▶ Given records:
==========

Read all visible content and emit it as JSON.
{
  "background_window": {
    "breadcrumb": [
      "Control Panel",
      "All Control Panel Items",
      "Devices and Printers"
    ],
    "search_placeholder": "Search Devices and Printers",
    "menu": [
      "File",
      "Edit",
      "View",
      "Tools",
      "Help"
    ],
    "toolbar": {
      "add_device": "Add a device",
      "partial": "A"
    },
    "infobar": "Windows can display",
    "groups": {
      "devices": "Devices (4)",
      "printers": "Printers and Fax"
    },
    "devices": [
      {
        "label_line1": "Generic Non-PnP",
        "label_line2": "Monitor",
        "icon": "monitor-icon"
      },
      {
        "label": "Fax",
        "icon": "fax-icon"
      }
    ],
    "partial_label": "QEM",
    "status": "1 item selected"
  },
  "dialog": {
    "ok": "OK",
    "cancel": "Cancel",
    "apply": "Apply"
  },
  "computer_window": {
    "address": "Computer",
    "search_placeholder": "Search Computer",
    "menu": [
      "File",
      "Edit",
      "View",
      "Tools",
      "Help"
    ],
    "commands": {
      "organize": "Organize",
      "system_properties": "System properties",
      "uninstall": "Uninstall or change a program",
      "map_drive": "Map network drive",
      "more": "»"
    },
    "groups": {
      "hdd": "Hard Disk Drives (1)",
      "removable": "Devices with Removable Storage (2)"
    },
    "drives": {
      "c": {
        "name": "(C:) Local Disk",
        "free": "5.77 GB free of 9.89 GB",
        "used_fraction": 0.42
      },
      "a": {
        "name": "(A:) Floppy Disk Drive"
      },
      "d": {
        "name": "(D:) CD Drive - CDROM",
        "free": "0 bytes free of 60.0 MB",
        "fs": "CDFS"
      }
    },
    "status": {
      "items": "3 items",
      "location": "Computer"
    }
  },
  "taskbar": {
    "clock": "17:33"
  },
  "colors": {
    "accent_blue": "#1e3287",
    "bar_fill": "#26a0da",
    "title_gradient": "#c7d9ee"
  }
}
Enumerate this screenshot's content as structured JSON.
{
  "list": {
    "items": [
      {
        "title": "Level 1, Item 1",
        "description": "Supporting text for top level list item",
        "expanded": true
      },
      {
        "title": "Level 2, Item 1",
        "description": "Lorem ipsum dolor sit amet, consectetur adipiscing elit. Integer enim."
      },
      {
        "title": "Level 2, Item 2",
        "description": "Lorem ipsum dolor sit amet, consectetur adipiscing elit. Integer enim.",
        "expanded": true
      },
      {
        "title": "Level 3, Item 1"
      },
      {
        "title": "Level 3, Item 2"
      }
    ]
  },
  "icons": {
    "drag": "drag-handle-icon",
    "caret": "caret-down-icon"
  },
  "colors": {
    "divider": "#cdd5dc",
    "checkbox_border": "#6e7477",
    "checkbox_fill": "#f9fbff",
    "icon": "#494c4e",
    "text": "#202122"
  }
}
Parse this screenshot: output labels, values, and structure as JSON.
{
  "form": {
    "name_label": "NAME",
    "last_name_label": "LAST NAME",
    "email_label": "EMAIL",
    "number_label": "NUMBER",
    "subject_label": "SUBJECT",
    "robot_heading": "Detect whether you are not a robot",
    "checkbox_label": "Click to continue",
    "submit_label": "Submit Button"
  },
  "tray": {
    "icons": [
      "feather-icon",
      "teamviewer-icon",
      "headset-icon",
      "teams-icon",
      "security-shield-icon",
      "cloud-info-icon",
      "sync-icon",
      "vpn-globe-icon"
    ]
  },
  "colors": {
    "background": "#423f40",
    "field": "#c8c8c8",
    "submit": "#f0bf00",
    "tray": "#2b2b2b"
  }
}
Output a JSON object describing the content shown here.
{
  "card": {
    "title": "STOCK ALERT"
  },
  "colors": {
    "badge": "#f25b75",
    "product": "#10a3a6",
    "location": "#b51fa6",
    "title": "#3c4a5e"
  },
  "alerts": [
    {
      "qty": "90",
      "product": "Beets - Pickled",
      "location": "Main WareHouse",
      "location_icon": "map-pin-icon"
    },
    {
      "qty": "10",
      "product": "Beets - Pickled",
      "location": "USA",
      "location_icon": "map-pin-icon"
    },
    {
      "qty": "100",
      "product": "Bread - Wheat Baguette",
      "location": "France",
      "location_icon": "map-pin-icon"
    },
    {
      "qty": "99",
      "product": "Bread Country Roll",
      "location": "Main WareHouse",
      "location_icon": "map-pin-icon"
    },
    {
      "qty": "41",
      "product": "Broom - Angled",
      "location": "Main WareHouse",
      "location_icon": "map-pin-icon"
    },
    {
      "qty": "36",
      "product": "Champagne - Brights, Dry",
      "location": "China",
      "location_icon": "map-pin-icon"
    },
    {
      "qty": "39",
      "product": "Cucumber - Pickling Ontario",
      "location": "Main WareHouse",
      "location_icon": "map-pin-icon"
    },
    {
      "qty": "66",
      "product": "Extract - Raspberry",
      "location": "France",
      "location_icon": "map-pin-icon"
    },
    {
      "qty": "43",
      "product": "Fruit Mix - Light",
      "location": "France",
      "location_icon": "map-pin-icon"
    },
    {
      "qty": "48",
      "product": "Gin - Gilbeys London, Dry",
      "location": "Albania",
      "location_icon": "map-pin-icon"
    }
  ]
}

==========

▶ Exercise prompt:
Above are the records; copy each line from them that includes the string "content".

▶ Output below:
Read all visible content and emit it as JSON.
Enumerate this screenshot's content as structured JSON.
Output a JSON object describing the content shown here.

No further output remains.